Silly me. Once I had that průkaz (card) that allowed me to ride anything and everything, I was set. Prague’s system is clean, efficient, easy-to-understand and on time. I took it to the zoo, the ice cream festival, the airport, the outlet mall and any place I couldn’t walk in a half hour. The next stop always flashed on a digital sign on the tram or subway, letting me know where I was. And while I couldn’t exactly translate all the words from the digital voice on the subway, I was pretty sure it meant, “Please step away from the doors. The train is about to start.”

St. George's Basilica, founded about 920 by Prince Vratislav I, is austere compared to ornate St. Vitus nearby.

St. George’s Basilica, founded about 920 by Prince Vratislav I, is austere compared to nearby St. Vitus.

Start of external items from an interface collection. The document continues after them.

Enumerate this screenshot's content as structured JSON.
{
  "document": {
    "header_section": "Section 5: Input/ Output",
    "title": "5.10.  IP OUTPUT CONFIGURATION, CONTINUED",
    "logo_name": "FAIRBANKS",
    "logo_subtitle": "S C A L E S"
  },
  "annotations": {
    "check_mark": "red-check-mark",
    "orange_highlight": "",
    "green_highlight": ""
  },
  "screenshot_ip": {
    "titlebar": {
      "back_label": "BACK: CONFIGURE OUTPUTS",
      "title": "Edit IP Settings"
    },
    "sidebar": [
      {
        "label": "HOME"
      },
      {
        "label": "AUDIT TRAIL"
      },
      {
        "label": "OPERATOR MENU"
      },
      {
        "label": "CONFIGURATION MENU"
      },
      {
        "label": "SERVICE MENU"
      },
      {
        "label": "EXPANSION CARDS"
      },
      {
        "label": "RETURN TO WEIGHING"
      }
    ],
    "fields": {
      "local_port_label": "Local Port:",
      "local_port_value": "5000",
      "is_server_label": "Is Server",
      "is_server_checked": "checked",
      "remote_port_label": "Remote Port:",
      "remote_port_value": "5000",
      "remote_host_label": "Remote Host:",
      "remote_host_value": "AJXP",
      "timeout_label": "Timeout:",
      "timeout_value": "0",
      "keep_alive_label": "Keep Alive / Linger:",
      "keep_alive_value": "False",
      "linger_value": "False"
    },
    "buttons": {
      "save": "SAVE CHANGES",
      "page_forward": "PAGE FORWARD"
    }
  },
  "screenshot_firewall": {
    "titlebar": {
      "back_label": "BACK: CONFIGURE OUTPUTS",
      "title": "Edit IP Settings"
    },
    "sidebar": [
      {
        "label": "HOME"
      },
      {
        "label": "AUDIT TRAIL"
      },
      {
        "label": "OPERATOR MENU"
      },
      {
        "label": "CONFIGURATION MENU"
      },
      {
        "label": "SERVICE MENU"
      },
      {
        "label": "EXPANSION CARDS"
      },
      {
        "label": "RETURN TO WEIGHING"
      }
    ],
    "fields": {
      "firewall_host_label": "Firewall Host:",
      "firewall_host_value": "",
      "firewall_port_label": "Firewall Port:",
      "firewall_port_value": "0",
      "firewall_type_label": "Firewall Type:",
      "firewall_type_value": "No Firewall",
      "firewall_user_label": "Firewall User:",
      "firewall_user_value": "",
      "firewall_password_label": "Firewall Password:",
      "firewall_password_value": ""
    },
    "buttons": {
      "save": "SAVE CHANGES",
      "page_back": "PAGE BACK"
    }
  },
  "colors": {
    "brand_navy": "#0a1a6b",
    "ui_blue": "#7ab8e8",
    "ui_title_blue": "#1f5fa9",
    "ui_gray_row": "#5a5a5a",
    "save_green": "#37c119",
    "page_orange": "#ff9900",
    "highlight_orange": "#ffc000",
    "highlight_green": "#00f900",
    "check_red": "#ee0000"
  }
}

9. History everywhere. There’s nothing like a trip to just about any place in Europe to make someone from the United States feel like a child when it comes to history. Prague has the mixed blessing of not being destroyed by bombs in World War II — because the Nazis were just allowed to walk right in, thanks to the Munich Pact.

That had many bad results, but it did save places like St. Vitus Cathedral in Prague Castle, a site that started with Romanesque rotunda in 925, which became a basilica in 1060, and then a Gothic cathedral in 1344, which was finally finished in 1929. Or St. George’s Basilica, the oldest surviving church building in Prague Castle, dating back to 920 (above).

8. Music of all kinds. Whether it’s the blind accordion player on Charles Bridge or a string concert in a Gothic cathedral, Prague has music everywhere. Much of it is free, though tossing a 50 Kč-coin into an open violin case is expected from anyone who stops to listen. Unfortunately, actual concerts rarely allow photography, so this is a sampling of what is simply in the streets (or on Charles Bridge).

The rest of the Top 10 will follow shortly.